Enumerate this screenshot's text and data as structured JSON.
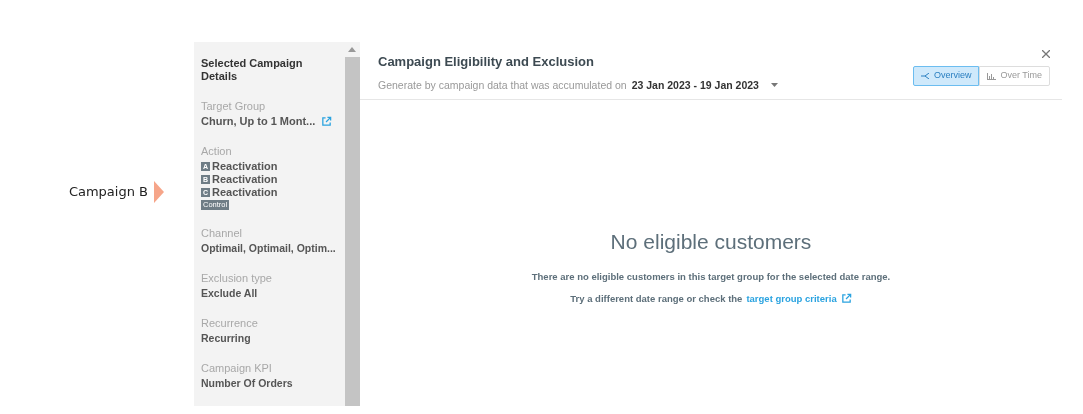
{
  "campaign_label": "Campaign B",
  "sidebar": {
    "title": "Selected Campaign Details",
    "sections": [
      {
        "kind": "link",
        "label": "Target Group",
        "value": "Churn, Up to 1 Mont..."
      },
      {
        "kind": "actions",
        "label": "Action",
        "actions": [
          {
            "letter": "A",
            "name": "Reactivation"
          },
          {
            "letter": "B",
            "name": "Reactivation"
          },
          {
            "letter": "C",
            "name": "Reactivation"
          }
        ],
        "badge": "Control"
      },
      {
        "kind": "text",
        "label": "Channel",
        "value": "Optimail, Optimail, Optim..."
      },
      {
        "kind": "text",
        "label": "Exclusion type",
        "value": "Exclude All"
      },
      {
        "kind": "text",
        "label": "Recurrence",
        "value": "Recurring"
      },
      {
        "kind": "text",
        "label": "Campaign KPI",
        "value": "Number Of Orders"
      }
    ]
  },
  "main": {
    "title": "Campaign Eligibility and Exclusion",
    "subtitle": "Generate by campaign data that was accumulated on",
    "date_range": "23 Jan 2023 - 19 Jan 2023",
    "tabs": [
      {
        "label": "Overview",
        "selected": true
      },
      {
        "label": "Over Time",
        "selected": false
      }
    ],
    "empty": {
      "heading": "No eligible customers",
      "message": "There are no eligible customers in this target group for the selected date range.",
      "hint": "Try a different date range or check the",
      "link": "target group criteria"
    }
  }
}
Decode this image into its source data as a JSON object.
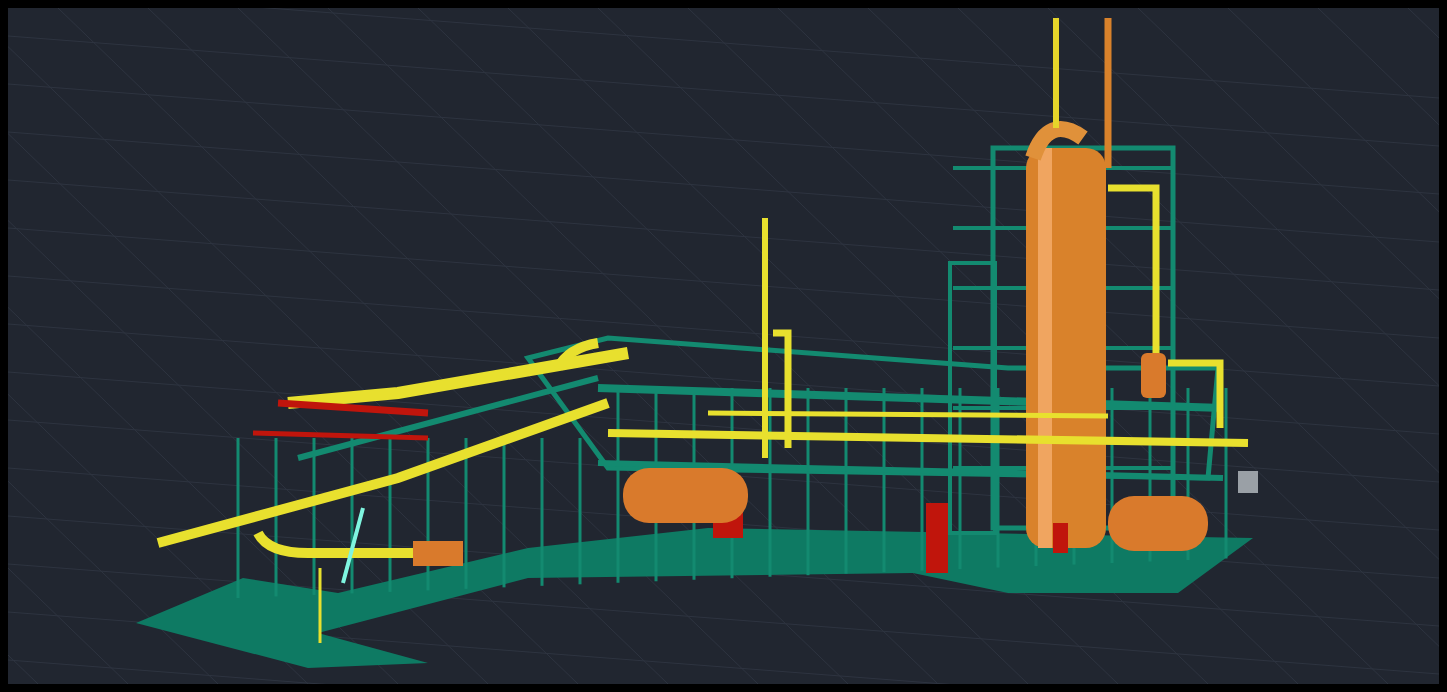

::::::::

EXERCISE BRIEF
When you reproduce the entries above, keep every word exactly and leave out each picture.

WORKED SOLUTION
Enumerate this screenshot's text and data as structured JSON.
{
  "campaign_label": "Campaign B",
  "sidebar": {
    "title": "Selected Campaign Details",
    "sections": [
      {
        "kind": "link",
        "label": "Target Group",
        "value": "Churn, Up to 1 Mont..."
      },
      {
        "kind": "actions",
        "label": "Action",
        "actions": [
          {
            "letter": "A",
            "name": "Reactivation"
          },
          {
            "letter": "B",
            "name": "Reactivation"
          },
          {
            "letter": "C",
            "name": "Reactivation"
          }
        ],
        "badge": "Control"
      },
      {
        "kind": "text",
        "label": "Channel",
        "value": "Optimail, Optimail, Optim..."
      },
      {
        "kind": "text",
        "label": "Exclusion type",
        "value": "Exclude All"
      },
      {
        "kind": "text",
        "label": "Recurrence",
        "value": "Recurring"
      },
      {
        "kind": "text",
        "label": "Campaign KPI",
        "value": "Number Of Orders"
      }
    ]
  },
  "main": {
    "title": "Campaign Eligibility and Exclusion",
    "subtitle": "Generate by campaign data that was accumulated on",
    "date_range": "23 Jan 2023 - 19 Jan 2023",
    "tabs": [
      {
        "label": "Overview",
        "selected": true
      },
      {
        "label": "Over Time",
        "selected": false
      }
    ],
    "empty": {
      "heading": "No eligible customers",
      "message": "There are no eligible customers in this target group for the selected date range.",
      "hint": "Try a different date range or check the",
      "link": "target group criteria"
    }
  }
}
Decode this image into its source data as a JSON object.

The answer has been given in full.